The Dish box did one extra interesting thing. It recorded every prime time show from the four major networks every day, and collated them in a branded part of the PVR it called ‘PrimeTimeAnytime’. Admittedly its being sued for doing it, but the aspiration is interesting – using the PVR to deliver a VOD outcome. Whilst we have yet to see a comparable box in the UK, the implication is that, far from losing control to the ‘smart TV’ world, the set top box world is aggressively competing to ‘own’ the TV viewer on all and every screen in their lives. If we see similar initiatives in the UK it will mean more control of TV viewing around the home for BSkyB and Virgin, not less.
One strange omission from the US set top box world was a backwards EPG or anyway of jumping from the broadcast area directly into programmes in VOD. We were told by an NBC person at the show that Comcast are introducing one but nobody on any of the stands, from any of the companies, even knew what we were talking about. This may be a very UK based innovation, driven by the almost unique catch-up deals driven initially by the BBC.
Not So Smart TV?
The TV industry has been teased for the last few years with the promise that Smart TV concepts could wrest control of TV distribution away from the set top box companies, and in particular, the pay TV ones like Sky and Virgin.
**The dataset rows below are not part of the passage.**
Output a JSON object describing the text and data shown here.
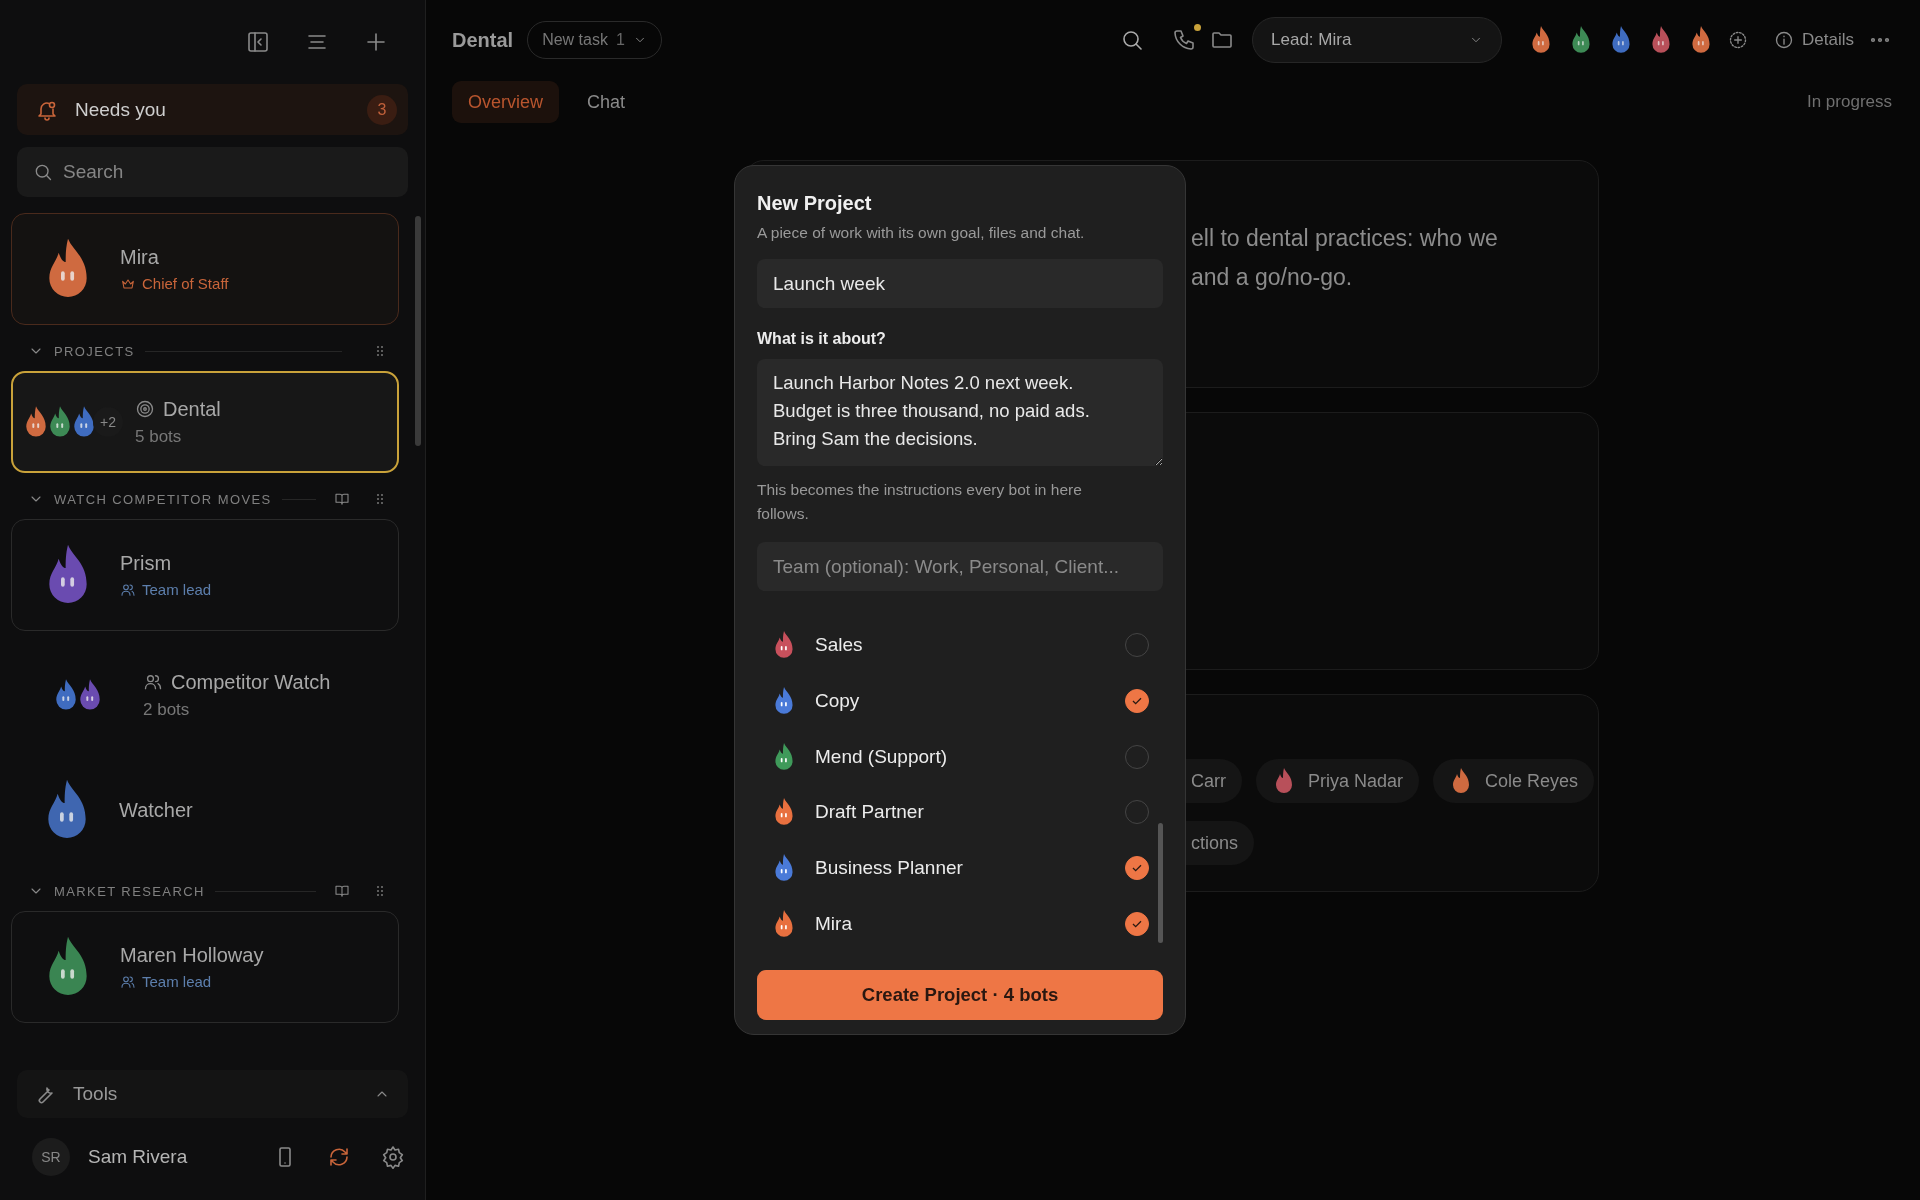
{
  "sidebar": {
    "needs_you": {
      "label": "Needs you",
      "count": "3"
    },
    "search": {
      "placeholder": "Search"
    },
    "pinned": {
      "name": "Mira",
      "role": "Chief of Staff",
      "color": "#cf6a40"
    },
    "sections": [
      {
        "title": "PROJECTS",
        "expanded": true,
        "book": false,
        "items": [
          {
            "kind": "project",
            "name": "Dental",
            "meta": "5 bots",
            "selected": true,
            "avatars": [
              {
                "color": "#cf6a40"
              },
              {
                "color": "#3d8a55"
              },
              {
                "color": "#3f6cc0"
              }
            ],
            "more": "+2"
          }
        ]
      },
      {
        "title": "WATCH COMPETITOR MOVES",
        "expanded": true,
        "book": true,
        "items": [
          {
            "kind": "lead",
            "name": "Prism",
            "role": "Team lead",
            "selected": false,
            "avatars": [
              {
                "color": "#6a4bb0"
              }
            ]
          },
          {
            "kind": "team",
            "name": "Competitor Watch",
            "meta": "2 bots",
            "selected": false,
            "avatars": [
              {
                "color": "#3f6cc0"
              },
              {
                "color": "#6a4bb0"
              }
            ]
          },
          {
            "kind": "bot",
            "name": "Watcher",
            "selected": false,
            "avatars": [
              {
                "color": "#3f66b0"
              }
            ]
          }
        ]
      },
      {
        "title": "MARKET RESEARCH",
        "expanded": true,
        "book": true,
        "items": [
          {
            "kind": "lead",
            "name": "Maren Holloway",
            "role": "Team lead",
            "selected": false,
            "avatars": [
              {
                "color": "#3a8552"
              }
            ]
          }
        ]
      }
    ],
    "tools": {
      "label": "Tools",
      "expanded": true
    },
    "user": {
      "initials": "SR",
      "name": "Sam Rivera"
    }
  },
  "header": {
    "title": "Dental",
    "new_task": {
      "label": "New task",
      "count": "1"
    },
    "call_alert": true,
    "lead": "Lead: Mira",
    "avatars": [
      {
        "color": "#cf6a40"
      },
      {
        "color": "#3d8a55"
      },
      {
        "color": "#3f6cc0"
      },
      {
        "color": "#b8505a"
      },
      {
        "color": "#cf6a40"
      }
    ],
    "details": "Details"
  },
  "tabs": [
    {
      "label": "Overview",
      "selected": true
    },
    {
      "label": "Chat",
      "selected": false
    }
  ],
  "status": "In progress",
  "cards": [
    {
      "kind": "text",
      "lines": [
        "ell to dental practices: who we",
        "and a go/no-go."
      ]
    },
    {
      "kind": "empty"
    },
    {
      "kind": "chips",
      "rows": [
        [
          {
            "label": "Carr"
          },
          {
            "label": "Priya Nadar",
            "color": "#b8505a"
          },
          {
            "label": "Cole Reyes",
            "color": "#cf6a40"
          }
        ],
        [
          {
            "label": "ctions"
          }
        ]
      ]
    }
  ],
  "modal": {
    "title": "New Project",
    "subtitle": "A piece of work with its own goal, files and chat.",
    "name_value": "Launch week",
    "about_label": "What is it about?",
    "about_value": "Launch Harbor Notes 2.0 next week.\nBudget is three thousand, no paid ads.\nBring Sam the decisions.",
    "hint": "This becomes the instructions every bot in here follows.",
    "team_placeholder": "Team (optional): Work, Personal, Client...",
    "bots": [
      {
        "name": "Sales",
        "color": "#c8505c",
        "checked": false
      },
      {
        "name": "Copy",
        "color": "#4a7ad8",
        "checked": true
      },
      {
        "name": "Mend (Support)",
        "color": "#3f9a5a",
        "checked": false
      },
      {
        "name": "Draft Partner",
        "color": "#e8703f",
        "checked": false
      },
      {
        "name": "Business Planner",
        "color": "#4a7ad8",
        "checked": true
      },
      {
        "name": "Mira",
        "color": "#e8703f",
        "checked": true
      }
    ],
    "create": "Create Project · 4 bots"
  }
}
Up till now, the ‘smart’ screens have been interesting, but not quite good enough to make a difference. We expected breakthroughs this year. However, it would appear from the models on display this year that, with the exception of Samsung and LG, most device manufacturers had given up on the whole smart TV thing. Toshiba and Panasonic paid lip service to it, showing models that would have been out of date last year. Sony barely mentioned it on their stand, demoing a standard GoogleTV implementation on a Bravia TV.
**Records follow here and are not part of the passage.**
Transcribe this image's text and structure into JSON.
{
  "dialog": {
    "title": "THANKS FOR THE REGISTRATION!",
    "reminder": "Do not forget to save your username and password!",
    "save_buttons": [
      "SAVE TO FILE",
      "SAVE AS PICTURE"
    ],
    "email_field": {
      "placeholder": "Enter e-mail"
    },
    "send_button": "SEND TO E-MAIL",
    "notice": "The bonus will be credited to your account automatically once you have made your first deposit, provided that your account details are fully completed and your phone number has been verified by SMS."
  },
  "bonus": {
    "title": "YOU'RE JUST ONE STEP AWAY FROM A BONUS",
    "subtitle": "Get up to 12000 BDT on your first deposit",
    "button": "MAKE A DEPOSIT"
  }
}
Even with Samsung and LG, the outcome was mixed. LG showed interfaces that had evolved only slightly from last year, and Samsung introduced their fourth fundamentally different attempt at a smart interface. The overall impression was of a tech format in disarray. What British broadcasters and content owners want to know is whether smart TV can make it simple and cost effective to build apps that give them the widest reach of devices. Up till now its been too expensive to justify. Most people assume that the only way this will happen is for the manufacturers to all adopt the same software. The only credible candidate for this unifying software is Android for TV (or ‘GoogleTV’ as it insists on being called). However, there was very little evidence that this revolution is about to take place. A few token Google /smart TV combos, but nothing that that looked like an industry tidying up its act.
A worrying sign for those of us interested in that kind of thing, was the lack of coherent SmartTV advertising strategy from the industry. This is still too fragmented to make a difference and, in the case of Samsung (who are meant to be leading this area) it felt like it had gone backwards. The ad unit they include in their interface has been dramatically de-powered, now only appearing on 1 out of the 5 panels that make up their new UX. There was nothing here to excite the advertising industry.
Its Big But Not Clever…
Most of the manufacturers were focusing on the size of the screens they can produce, with 85” – 100” the new bragging zone. For most UK consumers, who are constrained by the size of the alcove next to their fire place, this was an irrelevance. They were all celebrating the OLED breakthroughs. Again, this is a tech development that gets lost on the consumer. However, there were two features that need mentioning – 3D and 4K. Contrary to many reports, 3D is not dead – it seems to gets better and cheaper every year. If it wasn’t for the unbelievable LG 3D presentation wall (which we went back to three times), this would now be a hygiene factor that we didn’t need to comment on. So standard in fact that the sunglasses manufacturers now feel confident enough to have filled CES with beautiful, branded 3D glasses that work on any passive 3D TV, in the cinema or in the pub. They expect us all to own our own pair in the way we do sunglasses.
4K, or UltraHD, is more problematic. Every TV manufacturer was demonstrating 4K TVs (so called because they have 4000 pixels horizontally across the screen compared with 1920 for HD), so the consumer screens are here. However, the UK doesn’t have any boxes that can play 4K or any broadcaster currently planning to shoot in it. So how will it get here?
One train of thought is that football will provide the tipping point via the next upgrade of cameras in the Premiership grounds. Sky have already trialled 4K at the Emirates. But that still leaves all the set top boxes around the country that will need changing, and the post production and broadcast networks to be upgraded at great cost.
A second, and more troubling train of thought for the UK TV industry, is that 4K becomes a standard that international players adopt, leaving us behind (as you could uncharitably claim has happened with HD). At CES, Samsung announced a JV with Netflix to introduce 4K movies via a smart TV app. Both Samsung and Netflix have the global scale to warrant the investment. It is also likely that the next Xbox and Playstation consoles, both running Netflix, will bring 4K video into our lounges before the next generation Virgin and Sky boxes are announced.
So the big message from CES is that, having lost the current round of the connected TV fight to the set top boxes, the Smart TV devices will fight back next year with super HD. Are we about to witness the start of a two tier TV industry more pernicious than the current free vs pay divide? The result is postponed till next year!